About this exercise> Provide an exact repetition of every entry, with no word altered.
*** Opening Material to process ***
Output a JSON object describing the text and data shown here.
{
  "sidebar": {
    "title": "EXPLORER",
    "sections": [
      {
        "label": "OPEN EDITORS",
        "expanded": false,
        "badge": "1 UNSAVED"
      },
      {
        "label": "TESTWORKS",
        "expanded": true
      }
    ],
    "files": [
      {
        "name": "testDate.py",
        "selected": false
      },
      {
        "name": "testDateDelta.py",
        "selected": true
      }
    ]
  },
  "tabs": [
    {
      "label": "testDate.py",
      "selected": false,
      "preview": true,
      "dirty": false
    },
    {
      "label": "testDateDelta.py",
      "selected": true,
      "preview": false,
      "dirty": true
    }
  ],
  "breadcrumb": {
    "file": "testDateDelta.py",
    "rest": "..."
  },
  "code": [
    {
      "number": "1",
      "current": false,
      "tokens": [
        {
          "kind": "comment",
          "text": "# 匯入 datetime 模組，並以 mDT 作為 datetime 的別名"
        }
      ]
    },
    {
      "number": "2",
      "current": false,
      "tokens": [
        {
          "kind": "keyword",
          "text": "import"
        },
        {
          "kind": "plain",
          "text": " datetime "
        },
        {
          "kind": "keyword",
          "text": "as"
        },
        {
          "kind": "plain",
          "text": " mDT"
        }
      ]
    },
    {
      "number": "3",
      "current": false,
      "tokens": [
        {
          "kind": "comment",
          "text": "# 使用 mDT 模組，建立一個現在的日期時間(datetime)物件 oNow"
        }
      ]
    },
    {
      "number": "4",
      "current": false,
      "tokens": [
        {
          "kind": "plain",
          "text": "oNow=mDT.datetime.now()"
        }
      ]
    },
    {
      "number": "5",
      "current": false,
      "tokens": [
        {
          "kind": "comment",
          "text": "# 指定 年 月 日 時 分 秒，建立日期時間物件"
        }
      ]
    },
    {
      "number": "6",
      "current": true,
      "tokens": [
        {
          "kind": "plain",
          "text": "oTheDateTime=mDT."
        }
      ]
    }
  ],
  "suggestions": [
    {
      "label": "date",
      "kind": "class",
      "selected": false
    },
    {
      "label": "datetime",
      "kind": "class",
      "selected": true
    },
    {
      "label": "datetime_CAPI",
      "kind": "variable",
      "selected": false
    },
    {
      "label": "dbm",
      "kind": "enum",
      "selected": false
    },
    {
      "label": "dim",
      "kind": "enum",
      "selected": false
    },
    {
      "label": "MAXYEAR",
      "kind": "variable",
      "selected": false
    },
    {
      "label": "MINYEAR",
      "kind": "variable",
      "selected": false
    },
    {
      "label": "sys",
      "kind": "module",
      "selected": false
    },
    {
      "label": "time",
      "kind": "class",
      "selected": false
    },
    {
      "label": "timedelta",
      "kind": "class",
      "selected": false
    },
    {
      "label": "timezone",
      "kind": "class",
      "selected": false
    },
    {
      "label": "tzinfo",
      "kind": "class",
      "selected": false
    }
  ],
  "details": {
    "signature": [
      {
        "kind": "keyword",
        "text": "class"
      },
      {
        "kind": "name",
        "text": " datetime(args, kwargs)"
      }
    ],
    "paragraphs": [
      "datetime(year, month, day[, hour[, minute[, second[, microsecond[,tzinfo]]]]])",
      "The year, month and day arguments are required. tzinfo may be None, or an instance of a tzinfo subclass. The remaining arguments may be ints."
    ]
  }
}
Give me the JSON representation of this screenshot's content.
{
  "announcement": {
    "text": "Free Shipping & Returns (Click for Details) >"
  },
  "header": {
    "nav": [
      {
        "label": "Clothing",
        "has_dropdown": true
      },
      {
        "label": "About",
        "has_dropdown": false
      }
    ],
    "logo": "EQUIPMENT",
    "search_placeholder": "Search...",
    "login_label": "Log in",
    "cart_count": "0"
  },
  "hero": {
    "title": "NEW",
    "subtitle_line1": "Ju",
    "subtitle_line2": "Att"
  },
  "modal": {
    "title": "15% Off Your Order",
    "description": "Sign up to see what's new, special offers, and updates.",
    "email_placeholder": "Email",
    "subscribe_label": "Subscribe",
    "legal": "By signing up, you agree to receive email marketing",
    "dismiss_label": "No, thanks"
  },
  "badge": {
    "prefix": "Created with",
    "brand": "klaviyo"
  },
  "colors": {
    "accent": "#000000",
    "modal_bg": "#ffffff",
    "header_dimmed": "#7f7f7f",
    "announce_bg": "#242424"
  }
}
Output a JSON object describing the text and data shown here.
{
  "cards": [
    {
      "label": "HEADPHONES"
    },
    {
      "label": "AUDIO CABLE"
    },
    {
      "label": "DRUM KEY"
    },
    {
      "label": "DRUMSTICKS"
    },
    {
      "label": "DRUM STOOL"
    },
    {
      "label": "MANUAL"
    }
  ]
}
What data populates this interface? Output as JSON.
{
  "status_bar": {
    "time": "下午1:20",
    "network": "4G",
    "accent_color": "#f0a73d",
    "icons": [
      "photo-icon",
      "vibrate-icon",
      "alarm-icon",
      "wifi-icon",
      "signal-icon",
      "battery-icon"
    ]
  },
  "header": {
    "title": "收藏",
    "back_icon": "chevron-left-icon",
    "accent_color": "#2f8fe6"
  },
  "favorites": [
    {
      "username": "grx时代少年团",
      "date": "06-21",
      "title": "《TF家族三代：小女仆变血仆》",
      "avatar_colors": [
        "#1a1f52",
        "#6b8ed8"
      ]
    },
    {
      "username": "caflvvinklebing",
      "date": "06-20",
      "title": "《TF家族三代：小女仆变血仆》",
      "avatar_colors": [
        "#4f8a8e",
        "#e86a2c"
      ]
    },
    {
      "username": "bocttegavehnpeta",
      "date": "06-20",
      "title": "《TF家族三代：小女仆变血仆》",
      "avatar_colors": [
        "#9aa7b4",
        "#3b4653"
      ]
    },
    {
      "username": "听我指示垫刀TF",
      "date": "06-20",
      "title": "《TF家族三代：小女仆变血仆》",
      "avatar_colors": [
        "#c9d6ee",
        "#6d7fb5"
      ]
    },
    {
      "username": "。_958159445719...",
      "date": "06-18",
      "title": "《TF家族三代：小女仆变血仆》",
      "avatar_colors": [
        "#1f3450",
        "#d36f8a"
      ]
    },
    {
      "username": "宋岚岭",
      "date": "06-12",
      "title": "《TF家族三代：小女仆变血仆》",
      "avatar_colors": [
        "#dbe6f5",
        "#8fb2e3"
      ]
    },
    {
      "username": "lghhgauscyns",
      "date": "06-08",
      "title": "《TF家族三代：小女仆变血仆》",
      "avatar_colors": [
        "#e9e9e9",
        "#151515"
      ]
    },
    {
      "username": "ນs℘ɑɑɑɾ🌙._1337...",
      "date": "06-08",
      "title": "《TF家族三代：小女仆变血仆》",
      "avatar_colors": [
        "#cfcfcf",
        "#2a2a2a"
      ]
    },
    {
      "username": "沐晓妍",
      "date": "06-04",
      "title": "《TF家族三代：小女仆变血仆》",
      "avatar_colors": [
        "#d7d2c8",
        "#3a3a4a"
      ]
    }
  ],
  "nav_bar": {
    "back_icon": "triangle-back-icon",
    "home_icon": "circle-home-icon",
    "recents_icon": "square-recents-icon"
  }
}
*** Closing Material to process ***
Task result>
Output a JSON object describing the text and data shown here.
{
  "sidebar": {
    "title": "EXPLORER",
    "sections": [
      {
        "label": "OPEN EDITORS",
        "expanded": false,
        "badge": "1 UNSAVED"
      },
      {
        "label": "TESTWORKS",
        "expanded": true
      }
    ],
    "files": [
      {
        "name": "testDate.py",
        "selected": false
      },
      {
        "name": "testDateDelta.py",
        "selected": true
      }
    ]
  },
  "tabs": [
    {
      "label": "testDate.py",
      "selected": false,
      "preview": true,
      "dirty": false
    },
    {
      "label": "testDateDelta.py",
      "selected": true,
      "preview": false,
      "dirty": true
    }
  ],
  "breadcrumb": {
    "file": "testDateDelta.py",
    "rest": "..."
  },
  "code": [
    {
      "number": "1",
      "current": false,
      "tokens": [
        {
          "kind": "comment",
          "text": "# 匯入 datetime 模組，並以 mDT 作為 datetime 的別名"
        }
      ]
    },
    {
      "number": "2",
      "current": false,
      "tokens": [
        {
          "kind": "keyword",
          "text": "import"
        },
        {
          "kind": "plain",
          "text": " datetime "
        },
        {
          "kind": "keyword",
          "text": "as"
        },
        {
          "kind": "plain",
          "text": " mDT"
        }
      ]
    },
    {
      "number": "3",
      "current": false,
      "tokens": [
        {
          "kind": "comment",
          "text": "# 使用 mDT 模組，建立一個現在的日期時間(datetime)物件 oNow"
        }
      ]
    },
    {
      "number": "4",
      "current": false,
      "tokens": [
        {
          "kind": "plain",
          "text": "oNow=mDT.datetime.now()"
        }
      ]
    },
    {
      "number": "5",
      "current": false,
      "tokens": [
        {
          "kind": "comment",
          "text": "# 指定 年 月 日 時 分 秒，建立日期時間物件"
        }
      ]
    },
    {
      "number": "6",
      "current": true,
      "tokens": [
        {
          "kind": "plain",
          "text": "oTheDateTime=mDT."
        }
      ]
    }
  ],
  "suggestions": [
    {
      "label": "date",
      "kind": "class",
      "selected": false
    },
    {
      "label": "datetime",
      "kind": "class",
      "selected": true
    },
    {
      "label": "datetime_CAPI",
      "kind": "variable",
      "selected": false
    },
    {
      "label": "dbm",
      "kind": "enum",
      "selected": false
    },
    {
      "label": "dim",
      "kind": "enum",
      "selected": false
    },
    {
      "label": "MAXYEAR",
      "kind": "variable",
      "selected": false
    },
    {
      "label": "MINYEAR",
      "kind": "variable",
      "selected": false
    },
    {
      "label": "sys",
      "kind": "module",
      "selected": false
    },
    {
      "label": "time",
      "kind": "class",
      "selected": false
    },
    {
      "label": "timedelta",
      "kind": "class",
      "selected": false
    },
    {
      "label": "timezone",
      "kind": "class",
      "selected": false
    },
    {
      "label": "tzinfo",
      "kind": "class",
      "selected": false
    }
  ],
  "details": {
    "signature": [
      {
        "kind": "keyword",
        "text": "class"
      },
      {
        "kind": "name",
        "text": " datetime(args, kwargs)"
      }
    ],
    "paragraphs": [
      "datetime(year, month, day[, hour[, minute[, second[, microsecond[,tzinfo]]]]])",
      "The year, month and day arguments are required. tzinfo may be None, or an instance of a tzinfo subclass. The remaining arguments may be ints."
    ]
  }
}
Give me the JSON representation of this screenshot's content.
{
  "announcement": {
    "text": "Free Shipping & Returns (Click for Details) >"
  },
  "header": {
    "nav": [
      {
        "label": "Clothing",
        "has_dropdown": true
      },
      {
        "label": "About",
        "has_dropdown": false
      }
    ],
    "logo": "EQUIPMENT",
    "search_placeholder": "Search...",
    "login_label": "Log in",
    "cart_count": "0"
  },
  "hero": {
    "title": "NEW",
    "subtitle_line1": "Ju",
    "subtitle_line2": "Att"
  },
  "modal": {
    "title": "15% Off Your Order",
    "description": "Sign up to see what's new, special offers, and updates.",
    "email_placeholder": "Email",
    "subscribe_label": "Subscribe",
    "legal": "By signing up, you agree to receive email marketing",
    "dismiss_label": "No, thanks"
  },
  "badge": {
    "prefix": "Created with",
    "brand": "klaviyo"
  },
  "colors": {
    "accent": "#000000",
    "modal_bg": "#ffffff",
    "header_dimmed": "#7f7f7f",
    "announce_bg": "#242424"
  }
}
Output a JSON object describing the text and data shown here.
{
  "cards": [
    {
      "label": "HEADPHONES"
    },
    {
      "label": "AUDIO CABLE"
    },
    {
      "label": "DRUM KEY"
    },
    {
      "label": "DRUMSTICKS"
    },
    {
      "label": "DRUM STOOL"
    },
    {
      "label": "MANUAL"
    }
  ]
}
What data populates this interface? Output as JSON.
{
  "status_bar": {
    "time": "下午1:20",
    "network": "4G",
    "accent_color": "#f0a73d",
    "icons": [
      "photo-icon",
      "vibrate-icon",
      "alarm-icon",
      "wifi-icon",
      "signal-icon",
      "battery-icon"
    ]
  },
  "header": {
    "title": "收藏",
    "back_icon": "chevron-left-icon",
    "accent_color": "#2f8fe6"
  },
  "favorites": [
    {
      "username": "grx时代少年团",
      "date": "06-21",
      "title": "《TF家族三代：小女仆变血仆》",
      "avatar_colors": [
        "#1a1f52",
        "#6b8ed8"
      ]
    },
    {
      "username": "caflvvinklebing",
      "date": "06-20",
      "title": "《TF家族三代：小女仆变血仆》",
      "avatar_colors": [
        "#4f8a8e",
        "#e86a2c"
      ]
    },
    {
      "username": "bocttegavehnpeta",
      "date": "06-20",
      "title": "《TF家族三代：小女仆变血仆》",
      "avatar_colors": [
        "#9aa7b4",
        "#3b4653"
      ]
    },
    {
      "username": "听我指示垫刀TF",
      "date": "06-20",
      "title": "《TF家族三代：小女仆变血仆》",
      "avatar_colors": [
        "#c9d6ee",
        "#6d7fb5"
      ]
    },
    {
      "username": "。_958159445719...",
      "date": "06-18",
      "title": "《TF家族三代：小女仆变血仆》",
      "avatar_colors": [
        "#1f3450",
        "#d36f8a"
      ]
    },
    {
      "username": "宋岚岭",
      "date": "06-12",
      "title": "《TF家族三代：小女仆变血仆》",
      "avatar_colors": [
        "#dbe6f5",
        "#8fb2e3"
      ]
    },
    {
      "username": "lghhgauscyns",
      "date": "06-08",
      "title": "《TF家族三代：小女仆变血仆》",
      "avatar_colors": [
        "#e9e9e9",
        "#151515"
      ]
    },
    {
      "username": "ນs℘ɑɑɑɾ🌙._1337...",
      "date": "06-08",
      "title": "《TF家族三代：小女仆变血仆》",
      "avatar_colors": [
        "#cfcfcf",
        "#2a2a2a"
      ]
    },
    {
      "username": "沐晓妍",
      "date": "06-04",
      "title": "《TF家族三代：小女仆变血仆》",
      "avatar_colors": [
        "#d7d2c8",
        "#3a3a4a"
      ]
    }
  ],
  "nav_bar": {
    "back_icon": "triangle-back-icon",
    "home_icon": "circle-home-icon",
    "recents_icon": "square-recents-icon"
  }
}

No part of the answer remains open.